Data excerpts
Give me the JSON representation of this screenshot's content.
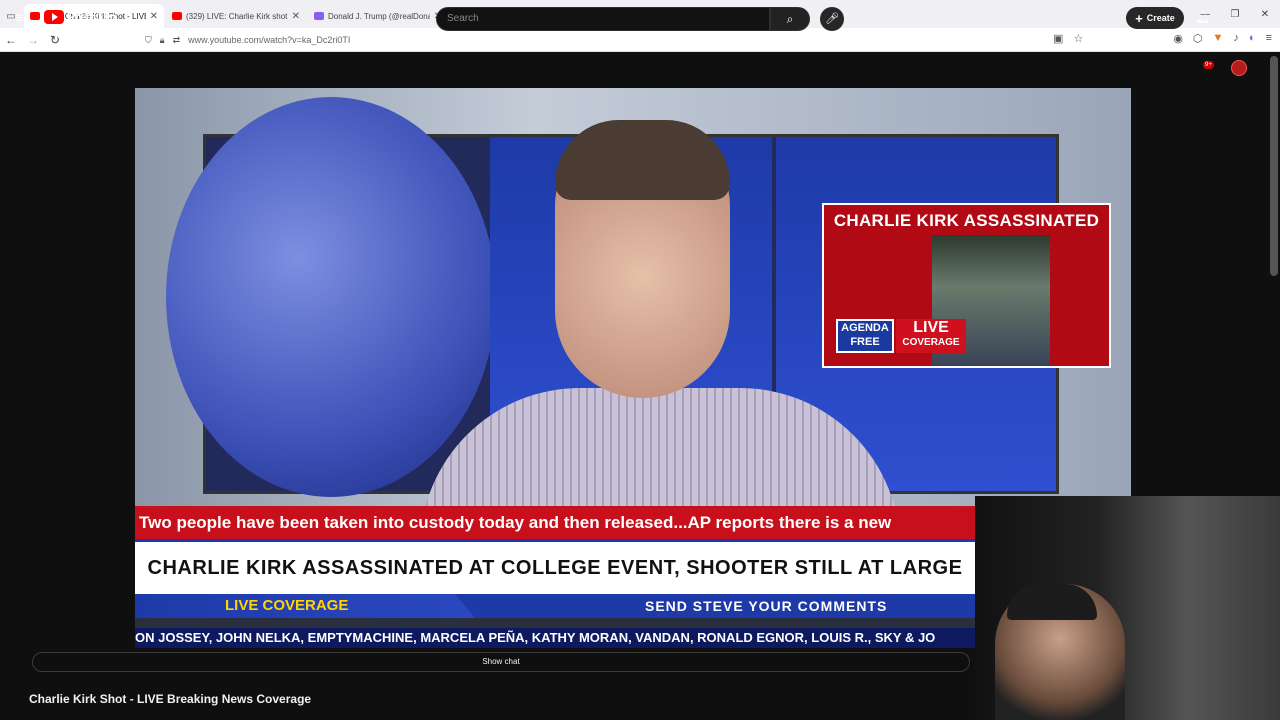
{
  "browser": {
    "tabs": [
      {
        "title": "(329) Charlie Kirk Shot - LIVE Br",
        "active": true,
        "favicon_color": "#ff0000"
      },
      {
        "title": "(329) LIVE: Charlie Kirk shot and",
        "active": false,
        "favicon_color": "#ff0000"
      },
      {
        "title": "Donald J. Trump (@realDonaldT",
        "active": false,
        "favicon_color": "#8a5cf6"
      }
    ],
    "url": "www.youtube.com/watch?v=ka_Dc2ri0TI"
  },
  "youtube": {
    "logo_text": "Premium",
    "search_placeholder": "Search",
    "create_label": "Create",
    "notification_badge": "9+"
  },
  "video": {
    "inset_title": "CHARLIE KIRK ASSASSINATED",
    "inset_logo": "AGENDA FREE",
    "inset_live": "LIVE",
    "inset_coverage": "COVERAGE",
    "ticker_red": "Two people have been taken into custody today and then released...AP reports there is a new",
    "headline": "CHARLIE KIRK ASSASSINATED AT COLLEGE EVENT, SHOOTER STILL AT LARGE",
    "live_coverage": "LIVE COVERAGE",
    "send_comments": "SEND STEVE YOUR COMMENTS",
    "names_crawl": "ON JOSSEY, JOHN NELKA, EMPTYMACHINE, MARCELA PEÑA, KATHY MORAN, VANDAN, RONALD EGNOR, LOUIS R., SKY & JO"
  },
  "page": {
    "show_chat": "Show chat",
    "video_title": "Charlie Kirk Shot - LIVE Breaking News Coverage"
  },
  "colors": {
    "yt_red": "#ff0000",
    "ticker_red": "#c8101c",
    "news_blue": "#1e3aa8",
    "live_yellow": "#ffd400"
  }
}
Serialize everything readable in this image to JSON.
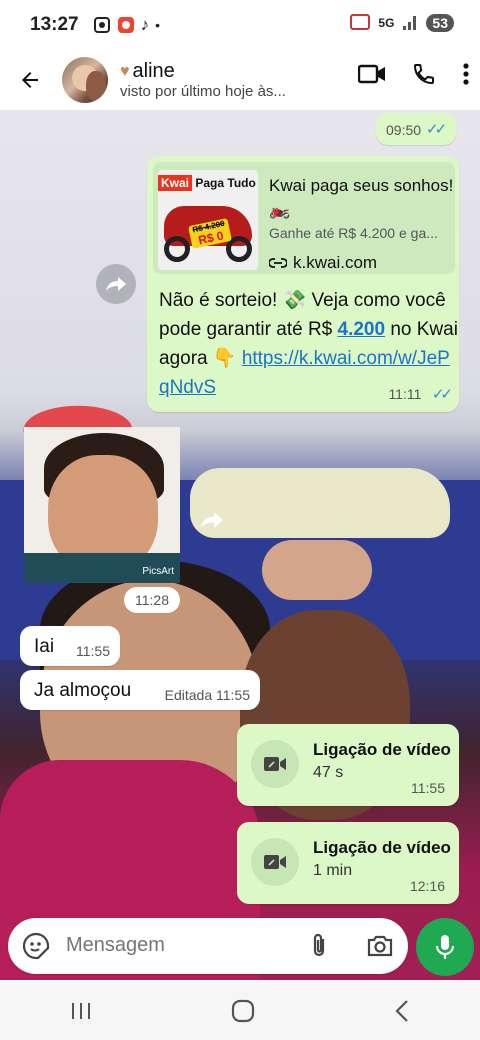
{
  "status_bar": {
    "time": "13:27",
    "battery": "53"
  },
  "header": {
    "name": "aline",
    "status": "visto por último hoje às..."
  },
  "messages": {
    "out_time_0950": "09:50",
    "promo": {
      "thumb_brand": "Kwai",
      "thumb_text": "Paga Tudo",
      "thumb_price": "R$ 4.200",
      "thumb_price2": "R$ 0",
      "link_title": "Kwai paga seus sonhos! 🏍️",
      "link_desc": "Ganhe até R$ 4.200 e ga...",
      "link_domain": "k.kwai.com",
      "text_1": "Não é sorteio! 💸 Veja como você pode garantir até R$ ",
      "text_amount": "4.200",
      "text_2": " no Kwai agora 👇 ",
      "text_url": "https://k.kwai.com/w/JePqNdvS",
      "time": "11:11"
    },
    "sticker_label": "PicsArt",
    "sticker_time": "11:28",
    "in_1": {
      "text": "Iai",
      "time": "11:55"
    },
    "in_2": {
      "text": "Ja almoçou",
      "time": "Editada 11:55"
    },
    "call_1": {
      "title": "Ligação de vídeo",
      "duration": "47 s",
      "time": "11:55"
    },
    "call_2": {
      "title": "Ligação de vídeo",
      "duration": "1 min",
      "time": "12:16"
    }
  },
  "composer": {
    "placeholder": "Mensagem"
  },
  "colors": {
    "outgoing": "#dcf8c6",
    "accent": "#1ea952",
    "link": "#1b74c7"
  },
  "icons": [
    "back-arrow-icon",
    "video-call-icon",
    "phone-icon",
    "more-vert-icon",
    "forward-icon",
    "video-camera-icon",
    "sticker-icon",
    "attach-icon",
    "camera-icon",
    "mic-icon"
  ]
}
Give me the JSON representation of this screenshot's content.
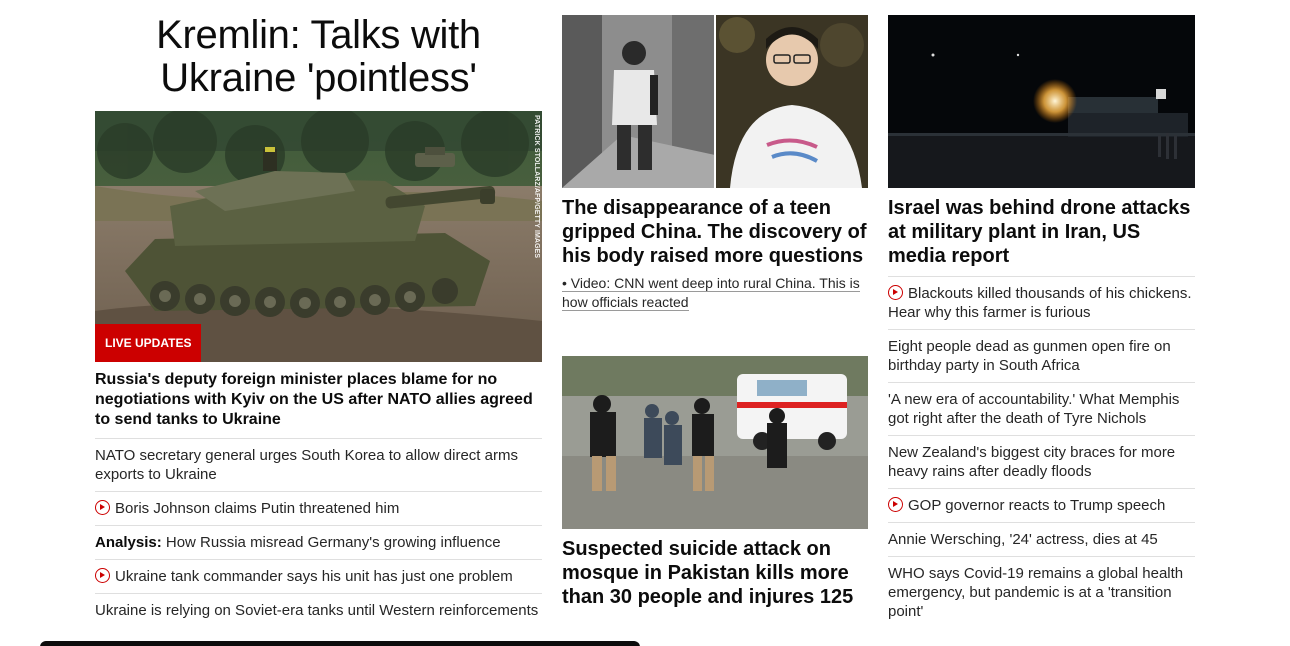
{
  "main": {
    "headline": "Kremlin: Talks with Ukraine 'pointless'",
    "badge": "LIVE UPDATES",
    "photo_credit": "PATRICK STOLLARZ/AFP/GETTY IMAGES",
    "lead": "Russia's deputy foreign minister places blame for no negotiations with Kyiv on the US after NATO allies agreed to send tanks to Ukraine",
    "items": [
      {
        "text": "NATO secretary general urges South Korea to allow direct arms exports to Ukraine"
      },
      {
        "text": "Boris Johnson claims Putin threatened him",
        "icon": "play-icon"
      },
      {
        "prefix": "Analysis:",
        "text": " How Russia misread Germany's growing influence"
      },
      {
        "text": "Ukraine tank commander says his unit has just one problem",
        "icon": "play-icon"
      },
      {
        "text": "Ukraine is relying on Soviet-era tanks until Western reinforcements"
      }
    ]
  },
  "center": {
    "story1_title": "The disappearance of a teen gripped China. The discovery of his body raised more questions",
    "story1_link": "• Video: CNN went deep into rural China. This is how officials reacted",
    "story2_title": "Suspected suicide attack on mosque in Pakistan kills more than 30 people and injures 125"
  },
  "right": {
    "title": "Israel was behind drone attacks at military plant in Iran, US media report",
    "items": [
      {
        "text": "Blackouts killed thousands of his chickens. Hear why this farmer is furious",
        "icon": "play-icon"
      },
      {
        "text": "Eight people dead as gunmen open fire on birthday party in South Africa"
      },
      {
        "text": "'A new era of accountability.' What Memphis got right after the death of Tyre Nichols"
      },
      {
        "text": "New Zealand's biggest city braces for more heavy rains after deadly floods"
      },
      {
        "text": "GOP governor reacts to Trump speech",
        "icon": "play-icon"
      },
      {
        "text": "Annie Wersching, '24' actress, dies at 45"
      },
      {
        "text": "WHO says Covid-19 remains a global health emergency, but pandemic is at a 'transition point'"
      }
    ]
  },
  "colors": {
    "accent": "#cc0000",
    "text": "#0c0c0c",
    "divider": "#dfdfdf"
  }
}
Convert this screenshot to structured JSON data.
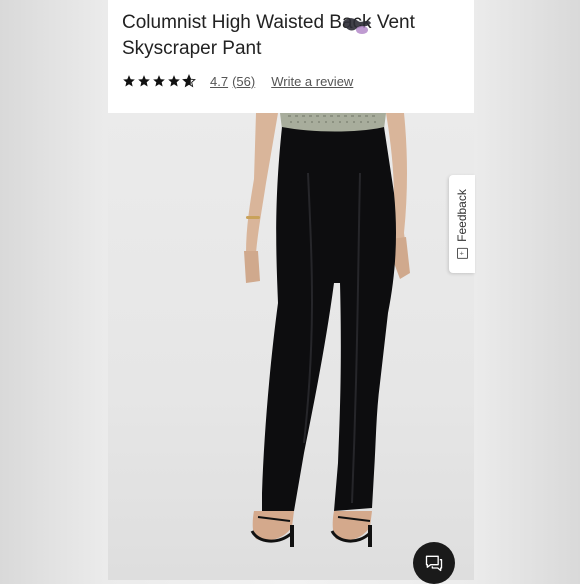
{
  "product": {
    "title": "Columnist High Waisted Back Vent Skyscraper Pant",
    "rating_value": "4.7",
    "review_count": "(56)",
    "write_review_label": "Write a review",
    "stars": 4.7
  },
  "feedback": {
    "label": "Feedback",
    "icon": "feedback-icon"
  },
  "chat": {
    "icon": "chat-icon"
  }
}
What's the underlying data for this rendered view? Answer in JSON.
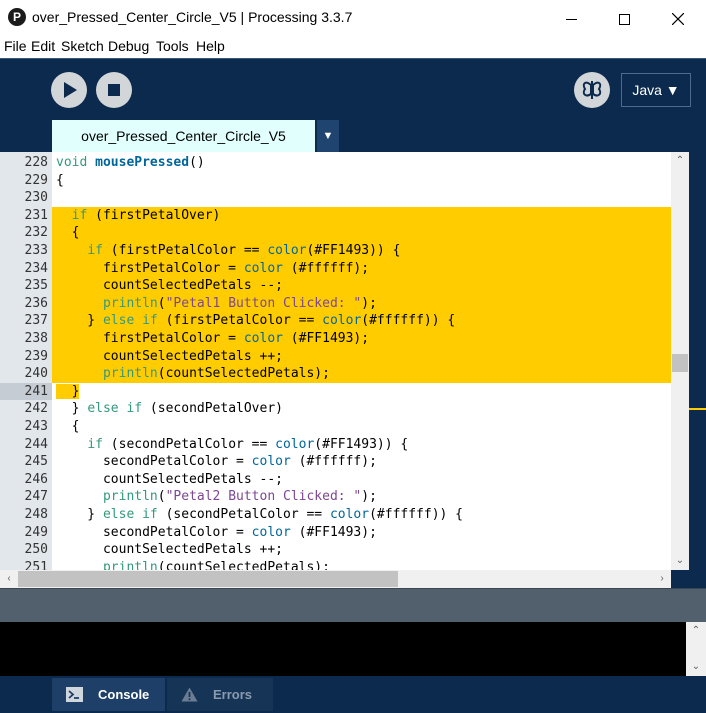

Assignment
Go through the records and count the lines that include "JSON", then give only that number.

Output below
5